16 June 2015Ezra 3:1-13
"And all the people responded with a great shout when they praised the Lord, because the foundation of the house of the Lord was laid." (v. 11)
Psalm: Psalm 22:22-31
Having received permission from King Cyrus, the exiles return
home to rebuild the temple and restore Jerusalem. However, this was
to be no minor task. It was some seven months before, having
returned to take possession of their home and towns, the people
gather in Jerusalem to offer the prescribed sacrifices on the altar
of the Lord (verses 1-2).
Then it was a case of planning with the necessary builders and craftsmen to prepare for the laying of the foundations and make arrangements for delivery of the building materials, including cedar from Lebanon; and all this with the help of a grant from King Cyrus (verse 7) and appropriate professional supervision from among the house of Levites (verse 8).
All this meant that it was not until the second year after their arrival in Jerusalem that the exiles were ready to lay the foundations. So it is not surprising that this should be a time of rejoicing, with the priests in their vestments and musicians leading the singing of psalms (verses 10-11). It is interesting to note, especially in light of the Methodist Church's consents process for building schemes(!), just how thoroughly the Israelites prepared for the task before beginning the actual building work.
It's also worth noting that there is some sadness mixed in with the celebrations; how for those who still remembered the first temple it was also an occasion for weeping, even if their tears were drowned out by the sound of those rejoicing (verses 12-13).
- Even after 70 years of exile, the Jews didn't rush into building their new temple without first making proper plans. What lessons are there for us today?
- The exiles mark the laying of foundations with an act of thanksgiving. How important is it still to give thanks at significant stages of our life, whether as individuals or as communities?
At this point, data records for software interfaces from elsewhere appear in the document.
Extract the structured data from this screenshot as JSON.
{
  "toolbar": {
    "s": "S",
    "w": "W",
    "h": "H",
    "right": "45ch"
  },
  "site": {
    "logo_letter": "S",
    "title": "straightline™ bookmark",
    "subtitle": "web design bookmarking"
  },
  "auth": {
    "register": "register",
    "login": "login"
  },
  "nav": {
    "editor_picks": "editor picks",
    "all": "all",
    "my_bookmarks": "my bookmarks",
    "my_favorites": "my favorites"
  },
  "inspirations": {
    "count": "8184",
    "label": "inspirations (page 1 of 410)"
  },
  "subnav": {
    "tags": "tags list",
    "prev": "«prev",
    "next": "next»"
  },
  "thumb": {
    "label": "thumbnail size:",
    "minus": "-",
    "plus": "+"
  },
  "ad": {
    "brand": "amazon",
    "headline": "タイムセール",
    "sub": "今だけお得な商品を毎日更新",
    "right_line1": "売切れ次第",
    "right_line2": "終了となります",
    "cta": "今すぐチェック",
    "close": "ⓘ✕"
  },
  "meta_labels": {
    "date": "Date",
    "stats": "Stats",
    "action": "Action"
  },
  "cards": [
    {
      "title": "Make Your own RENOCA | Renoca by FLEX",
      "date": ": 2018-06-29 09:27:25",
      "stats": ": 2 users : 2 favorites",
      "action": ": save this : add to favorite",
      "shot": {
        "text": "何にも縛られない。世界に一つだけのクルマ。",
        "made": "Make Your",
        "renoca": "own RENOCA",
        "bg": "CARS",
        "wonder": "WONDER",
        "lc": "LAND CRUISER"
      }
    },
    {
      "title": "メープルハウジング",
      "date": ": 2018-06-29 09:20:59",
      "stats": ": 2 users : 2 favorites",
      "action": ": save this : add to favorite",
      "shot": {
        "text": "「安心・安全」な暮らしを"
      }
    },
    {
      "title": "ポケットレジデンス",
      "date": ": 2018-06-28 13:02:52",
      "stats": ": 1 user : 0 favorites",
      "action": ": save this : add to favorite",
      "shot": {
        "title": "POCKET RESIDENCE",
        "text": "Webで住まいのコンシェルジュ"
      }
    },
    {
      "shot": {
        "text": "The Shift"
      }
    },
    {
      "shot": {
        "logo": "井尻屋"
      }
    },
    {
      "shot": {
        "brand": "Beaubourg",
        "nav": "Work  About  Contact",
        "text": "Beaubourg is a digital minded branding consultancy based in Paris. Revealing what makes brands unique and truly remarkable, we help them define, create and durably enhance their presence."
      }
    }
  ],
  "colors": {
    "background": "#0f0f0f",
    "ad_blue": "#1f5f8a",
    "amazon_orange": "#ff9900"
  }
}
- How do we acknowledge the sadness that can still exist even in times of celebration?